The third argument, if convincing, helps explain why only half of the “Dutch scientific practitioners” whose networks and names “recur” in the book are actually Dutch. For example, Le Blon, Rumphius (1627-1702), and Maria Sibylla Merian (1647-1717) were of German origin. Moreover, Le Blon pursued many of his artisanal endeavors in Paris and London. Merian is a particularly puzzling case because her name appears fewer than a dozen times outside of the book’s introduction. Yet her status as a female practitioner raises questions: did women in eighteenth century Amsterdam – like those in Italy – play a central role in scientific endeavors? Was the setting for Merian’s work comparable to that of her male compatriots?

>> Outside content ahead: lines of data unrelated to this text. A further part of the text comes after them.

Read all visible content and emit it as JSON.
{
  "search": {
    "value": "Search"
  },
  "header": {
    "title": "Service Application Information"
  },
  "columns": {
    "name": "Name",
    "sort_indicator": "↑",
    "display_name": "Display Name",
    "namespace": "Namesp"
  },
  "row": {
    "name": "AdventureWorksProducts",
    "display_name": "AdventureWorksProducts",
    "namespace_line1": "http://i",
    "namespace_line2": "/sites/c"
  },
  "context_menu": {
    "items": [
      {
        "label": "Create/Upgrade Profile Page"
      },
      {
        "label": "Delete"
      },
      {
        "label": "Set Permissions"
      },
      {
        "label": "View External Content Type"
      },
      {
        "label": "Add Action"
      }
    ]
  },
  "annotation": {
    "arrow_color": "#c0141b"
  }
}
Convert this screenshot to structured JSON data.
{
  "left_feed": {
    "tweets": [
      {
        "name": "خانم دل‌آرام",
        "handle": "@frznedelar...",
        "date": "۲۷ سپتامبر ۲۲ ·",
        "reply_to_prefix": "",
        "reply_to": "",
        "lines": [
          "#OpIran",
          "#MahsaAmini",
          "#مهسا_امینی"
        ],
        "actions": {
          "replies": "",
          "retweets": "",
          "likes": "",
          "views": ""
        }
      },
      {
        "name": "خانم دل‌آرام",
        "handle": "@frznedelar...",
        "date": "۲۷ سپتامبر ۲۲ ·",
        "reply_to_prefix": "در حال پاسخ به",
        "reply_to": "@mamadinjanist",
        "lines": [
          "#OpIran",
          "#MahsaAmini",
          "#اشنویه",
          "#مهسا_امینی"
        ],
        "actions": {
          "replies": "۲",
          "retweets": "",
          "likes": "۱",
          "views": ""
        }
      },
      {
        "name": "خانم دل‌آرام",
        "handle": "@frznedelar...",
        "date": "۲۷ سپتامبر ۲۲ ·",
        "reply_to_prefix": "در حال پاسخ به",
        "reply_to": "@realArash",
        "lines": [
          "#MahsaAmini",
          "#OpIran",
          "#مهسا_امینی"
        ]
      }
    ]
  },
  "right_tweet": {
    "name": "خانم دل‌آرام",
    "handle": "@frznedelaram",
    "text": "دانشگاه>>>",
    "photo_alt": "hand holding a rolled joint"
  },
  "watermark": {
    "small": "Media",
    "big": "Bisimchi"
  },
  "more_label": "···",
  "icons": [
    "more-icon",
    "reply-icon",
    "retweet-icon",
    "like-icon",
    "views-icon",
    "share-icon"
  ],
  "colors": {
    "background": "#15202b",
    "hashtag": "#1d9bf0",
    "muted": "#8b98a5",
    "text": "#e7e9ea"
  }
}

Did Merian’s ideas about insect collecting differ in their approach from the mechanical methods developed by French collector René Antoine Ferchault de Réamur (1683-1757)?
Finally, Margócsy could have benefitted from acknowledging that the mingling of science and money were not entirely new in the early Enlightenment. Scholars and mechanics, for example, worked together at the University of Leiden a century before Le Blon and ten Kate cooperated: the mathematician and military engineer Simon Stevin (1548-1620) is an excellent example. Commercial Visions also could have benefitted from a more careful discussion of privileges, patents, and how (or if) they differed throughout the early modern world. Research on these topics has shown that, in the early Enlightenment, both items helped secure limited financial protection for writers, printers, booksellers, and inventors, though their use primarily protected against the theft of objects rather than the protection of ideas. Concerns for safeguarding authors and their works evolved only through judicial and cultural reforms during the eighteenth century. Only with the birth of liberal economies and the political ‘subject’ did patents begin to value intellectual property over technology transfer. Many of the studies on these issues have concentrated on England and Germany. It would be interesting to see if similar paradigms held in the Netherlands, which had been granting patents since 1593.
Overall, however, Commercial Visions gives us Margócsy at his best: a robust scholar who serves up delightful prose and imaginative arguments as he moves from such mundane topics as seashell taxonomy to the downright bizarre business of wheeling-and-dealing preserved cadavers. The book’s accompanying images are also striking, ranging from breathtaking color prints to lurid photographs of body parts still preserved from the eighteenth century. By exploring his eccentric cast of characters’ financial motivations, Margócsy has assumed a leading place among an upcoming generation of early modern scholars who have begun to examine — seriously and critically — economic motivations in scientific interactions.
Justin Grosslight is an academic entrepreneur interested in examining relationships between science and business. He is especially intrigued by how networks operate (quantitatively and qualitatively), both from historical and from contemporary perspectives. He holds degrees in history and mathematics from Stanford, a history of science degree from Harvard, and has published in all three fields. He currently is working in Vietnam, but also has lived in Italy and the United States.